Did fans put up with a terrible team so that they could check out the new park? Yes, for one year. The Mets drew over 38 thousand fans a game in 2009, after which attendance declined sharply; 35,000 is a pretty astonishing turnout at the park these days.
The Mets have a below-average daily draw in the largest sports market on Earth. Embarrassing. Incomprehensible. Depressing. You pick the word for it. It is a reality, and no matter what Mets General Manager Sandy Alderson says, his hands are tied because of the empty seats on game day.
The Mets are broke, and cannot add any talent to the roster from the outside without opening up their pocketbooks. Increased spending is something the Wilpons seem they cannot do until attendance improves. And it becomes increasingly apparent with each passing day that attendance will not improve until the payroll and the quality of the team goes up.

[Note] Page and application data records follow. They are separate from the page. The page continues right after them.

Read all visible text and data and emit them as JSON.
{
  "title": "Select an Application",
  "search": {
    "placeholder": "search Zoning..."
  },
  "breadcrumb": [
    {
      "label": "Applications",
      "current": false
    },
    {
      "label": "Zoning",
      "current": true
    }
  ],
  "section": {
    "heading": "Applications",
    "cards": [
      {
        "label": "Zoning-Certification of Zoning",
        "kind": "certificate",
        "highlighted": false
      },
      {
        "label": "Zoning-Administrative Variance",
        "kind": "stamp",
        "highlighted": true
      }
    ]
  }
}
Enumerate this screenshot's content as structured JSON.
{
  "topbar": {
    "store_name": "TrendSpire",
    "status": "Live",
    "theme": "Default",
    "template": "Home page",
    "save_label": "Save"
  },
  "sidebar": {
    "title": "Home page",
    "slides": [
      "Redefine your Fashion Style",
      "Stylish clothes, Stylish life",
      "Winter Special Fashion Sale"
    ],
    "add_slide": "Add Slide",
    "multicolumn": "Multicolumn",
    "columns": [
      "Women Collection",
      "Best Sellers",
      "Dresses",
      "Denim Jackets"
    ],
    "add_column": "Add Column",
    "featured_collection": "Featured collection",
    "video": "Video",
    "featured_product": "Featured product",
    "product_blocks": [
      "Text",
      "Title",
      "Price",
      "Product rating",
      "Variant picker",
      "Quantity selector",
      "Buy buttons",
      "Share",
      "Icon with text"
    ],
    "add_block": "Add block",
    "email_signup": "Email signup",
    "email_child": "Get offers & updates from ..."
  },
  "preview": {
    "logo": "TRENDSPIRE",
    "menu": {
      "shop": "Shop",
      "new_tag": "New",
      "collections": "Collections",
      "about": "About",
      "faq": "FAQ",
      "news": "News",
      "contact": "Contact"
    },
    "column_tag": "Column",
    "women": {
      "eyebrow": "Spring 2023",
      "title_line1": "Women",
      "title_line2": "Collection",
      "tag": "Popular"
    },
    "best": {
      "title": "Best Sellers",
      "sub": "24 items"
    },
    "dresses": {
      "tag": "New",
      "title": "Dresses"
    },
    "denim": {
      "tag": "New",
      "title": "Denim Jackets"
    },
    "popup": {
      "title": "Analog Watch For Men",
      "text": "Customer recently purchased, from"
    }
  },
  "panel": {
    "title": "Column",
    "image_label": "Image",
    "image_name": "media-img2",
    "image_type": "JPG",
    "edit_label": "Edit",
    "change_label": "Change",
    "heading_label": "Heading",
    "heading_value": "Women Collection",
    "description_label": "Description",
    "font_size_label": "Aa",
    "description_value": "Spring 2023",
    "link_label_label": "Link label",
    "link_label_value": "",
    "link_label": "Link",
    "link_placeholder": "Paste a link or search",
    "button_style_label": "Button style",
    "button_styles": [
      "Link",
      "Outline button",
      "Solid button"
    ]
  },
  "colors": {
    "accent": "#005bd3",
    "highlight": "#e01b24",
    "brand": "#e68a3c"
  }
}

As such, owners and the fans are at an unspoken standstill, one that has sunk the Mets’ ship since they moved to Citi Field and will cause this year to be a failure as well unless Zack Wheeler turns out to be a self-cloning robot who can pitch perfect games every day of the week.
If the Mets start winning, fans will go to the games. Free-Agent-to-be Robinson Cano puts butts in the seats. Shake Shack does not, and neither does Collin Cowgill. The Wilpons need to spend money on the team, and Sandy needs to add to the roster by being active on the trade market.
Bringing in the likes of Cano or Carlos Gonzalez will bring fans to the park. And when that happens, and the team starts winning, the Wilpons will find their pockets as full as their stadium. If the owners are waiting for fans to show up before they start taking steps to improve the team, the team will lose and the seats will remain empty.
Some recent reports have suggested that the Mets are ready to start adding major talent to supplement the talent coming up through the farm system.
Other reports have suggested that the financial woes of the Wilpons are getting worse, not better. It is tough to see where the Mets are headed, but one thing that has become clear is that if the Wilpons want fans to show up, they will have to give us a reason to do so.